→ Directions:
In the data below, find every line with the string "check" and pull it out.

→ Information:

******

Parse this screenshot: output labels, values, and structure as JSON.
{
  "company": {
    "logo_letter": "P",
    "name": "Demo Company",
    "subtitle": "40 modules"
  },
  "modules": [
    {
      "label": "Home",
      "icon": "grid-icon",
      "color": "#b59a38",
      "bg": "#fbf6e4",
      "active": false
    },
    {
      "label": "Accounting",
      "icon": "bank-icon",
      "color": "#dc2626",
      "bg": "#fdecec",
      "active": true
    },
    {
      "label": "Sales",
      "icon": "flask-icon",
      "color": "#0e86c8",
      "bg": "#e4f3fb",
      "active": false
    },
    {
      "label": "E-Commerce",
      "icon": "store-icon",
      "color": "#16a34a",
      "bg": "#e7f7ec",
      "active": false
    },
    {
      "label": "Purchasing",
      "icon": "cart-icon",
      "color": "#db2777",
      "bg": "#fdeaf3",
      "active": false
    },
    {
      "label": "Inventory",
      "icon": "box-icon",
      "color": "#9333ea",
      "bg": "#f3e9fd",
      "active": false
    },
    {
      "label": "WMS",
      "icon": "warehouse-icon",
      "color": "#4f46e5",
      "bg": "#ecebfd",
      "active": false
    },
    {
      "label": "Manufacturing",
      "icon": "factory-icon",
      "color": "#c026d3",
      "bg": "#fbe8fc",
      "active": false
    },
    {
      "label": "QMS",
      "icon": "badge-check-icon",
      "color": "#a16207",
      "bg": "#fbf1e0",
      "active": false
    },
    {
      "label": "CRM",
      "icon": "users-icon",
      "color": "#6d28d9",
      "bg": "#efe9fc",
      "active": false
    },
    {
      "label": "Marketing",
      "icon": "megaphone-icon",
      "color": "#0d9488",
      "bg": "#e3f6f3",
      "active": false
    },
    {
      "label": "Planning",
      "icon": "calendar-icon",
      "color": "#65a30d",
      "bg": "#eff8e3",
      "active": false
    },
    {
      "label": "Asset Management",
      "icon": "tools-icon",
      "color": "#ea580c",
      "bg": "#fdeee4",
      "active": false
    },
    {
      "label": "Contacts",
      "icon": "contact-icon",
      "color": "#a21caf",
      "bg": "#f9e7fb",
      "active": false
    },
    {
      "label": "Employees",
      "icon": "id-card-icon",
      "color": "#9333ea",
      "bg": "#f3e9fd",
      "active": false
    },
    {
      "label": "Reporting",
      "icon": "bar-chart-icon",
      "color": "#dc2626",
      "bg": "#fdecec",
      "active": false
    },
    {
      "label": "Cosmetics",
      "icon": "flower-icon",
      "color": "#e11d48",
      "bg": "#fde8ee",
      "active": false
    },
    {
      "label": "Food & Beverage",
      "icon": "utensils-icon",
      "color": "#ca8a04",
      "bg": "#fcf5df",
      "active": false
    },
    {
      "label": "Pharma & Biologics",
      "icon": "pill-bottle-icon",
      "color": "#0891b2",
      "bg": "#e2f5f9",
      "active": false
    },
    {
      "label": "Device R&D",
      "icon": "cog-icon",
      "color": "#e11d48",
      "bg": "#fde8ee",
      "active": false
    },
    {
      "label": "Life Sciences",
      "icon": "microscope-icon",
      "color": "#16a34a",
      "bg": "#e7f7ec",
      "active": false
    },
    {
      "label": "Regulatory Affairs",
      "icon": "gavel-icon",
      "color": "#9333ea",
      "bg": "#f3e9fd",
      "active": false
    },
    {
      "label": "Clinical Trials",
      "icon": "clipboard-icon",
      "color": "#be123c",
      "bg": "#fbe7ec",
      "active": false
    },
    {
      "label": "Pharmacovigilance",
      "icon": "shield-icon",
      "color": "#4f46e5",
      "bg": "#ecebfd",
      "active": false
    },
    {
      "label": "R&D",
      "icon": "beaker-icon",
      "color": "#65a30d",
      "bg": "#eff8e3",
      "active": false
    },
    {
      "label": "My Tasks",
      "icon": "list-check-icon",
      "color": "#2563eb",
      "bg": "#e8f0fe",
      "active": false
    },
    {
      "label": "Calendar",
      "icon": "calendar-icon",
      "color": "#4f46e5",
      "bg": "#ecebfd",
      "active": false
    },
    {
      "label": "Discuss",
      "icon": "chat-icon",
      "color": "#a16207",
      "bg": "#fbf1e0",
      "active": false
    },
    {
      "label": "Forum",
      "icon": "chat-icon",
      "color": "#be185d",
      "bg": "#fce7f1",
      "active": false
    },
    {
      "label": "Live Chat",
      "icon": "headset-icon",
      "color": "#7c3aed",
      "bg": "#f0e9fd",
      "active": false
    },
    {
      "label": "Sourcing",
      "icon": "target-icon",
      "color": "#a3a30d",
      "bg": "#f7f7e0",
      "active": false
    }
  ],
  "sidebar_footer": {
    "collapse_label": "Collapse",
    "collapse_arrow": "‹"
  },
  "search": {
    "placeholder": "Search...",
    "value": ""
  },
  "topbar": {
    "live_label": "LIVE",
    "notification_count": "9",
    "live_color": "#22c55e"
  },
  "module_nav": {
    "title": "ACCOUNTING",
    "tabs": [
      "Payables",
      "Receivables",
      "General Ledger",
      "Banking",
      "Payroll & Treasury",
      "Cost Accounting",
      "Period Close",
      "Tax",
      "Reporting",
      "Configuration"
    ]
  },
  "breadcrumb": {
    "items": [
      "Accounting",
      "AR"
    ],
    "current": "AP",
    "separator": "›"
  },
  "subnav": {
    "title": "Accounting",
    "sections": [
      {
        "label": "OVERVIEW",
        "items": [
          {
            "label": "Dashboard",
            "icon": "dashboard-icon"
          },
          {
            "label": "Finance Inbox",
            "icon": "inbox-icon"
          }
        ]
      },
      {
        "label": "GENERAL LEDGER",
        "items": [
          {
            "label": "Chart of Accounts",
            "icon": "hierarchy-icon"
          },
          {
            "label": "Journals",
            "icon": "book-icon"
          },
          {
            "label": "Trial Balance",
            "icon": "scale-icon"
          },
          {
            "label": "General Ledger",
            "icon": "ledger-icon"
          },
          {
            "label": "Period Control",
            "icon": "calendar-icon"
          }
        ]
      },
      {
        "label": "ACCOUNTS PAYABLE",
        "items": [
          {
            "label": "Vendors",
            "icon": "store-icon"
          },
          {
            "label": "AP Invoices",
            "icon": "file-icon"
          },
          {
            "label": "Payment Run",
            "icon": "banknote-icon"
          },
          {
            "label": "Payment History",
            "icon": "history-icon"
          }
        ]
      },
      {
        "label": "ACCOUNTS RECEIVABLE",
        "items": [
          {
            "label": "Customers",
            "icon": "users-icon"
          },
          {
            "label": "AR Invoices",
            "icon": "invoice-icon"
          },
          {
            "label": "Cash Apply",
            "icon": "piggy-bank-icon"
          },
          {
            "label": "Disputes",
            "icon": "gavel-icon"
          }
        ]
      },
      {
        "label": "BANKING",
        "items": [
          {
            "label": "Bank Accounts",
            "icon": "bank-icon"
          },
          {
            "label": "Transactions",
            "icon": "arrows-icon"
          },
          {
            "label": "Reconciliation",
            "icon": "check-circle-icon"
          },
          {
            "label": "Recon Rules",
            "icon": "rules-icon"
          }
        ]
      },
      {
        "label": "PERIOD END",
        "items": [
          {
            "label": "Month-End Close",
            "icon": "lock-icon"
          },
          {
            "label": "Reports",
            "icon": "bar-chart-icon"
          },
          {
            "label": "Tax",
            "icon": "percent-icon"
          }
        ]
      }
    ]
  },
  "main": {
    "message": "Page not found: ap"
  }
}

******

→ Answer section:
      "icon": "badge-check-icon",
      "icon": "list-check-icon",
            "icon": "check-circle-icon"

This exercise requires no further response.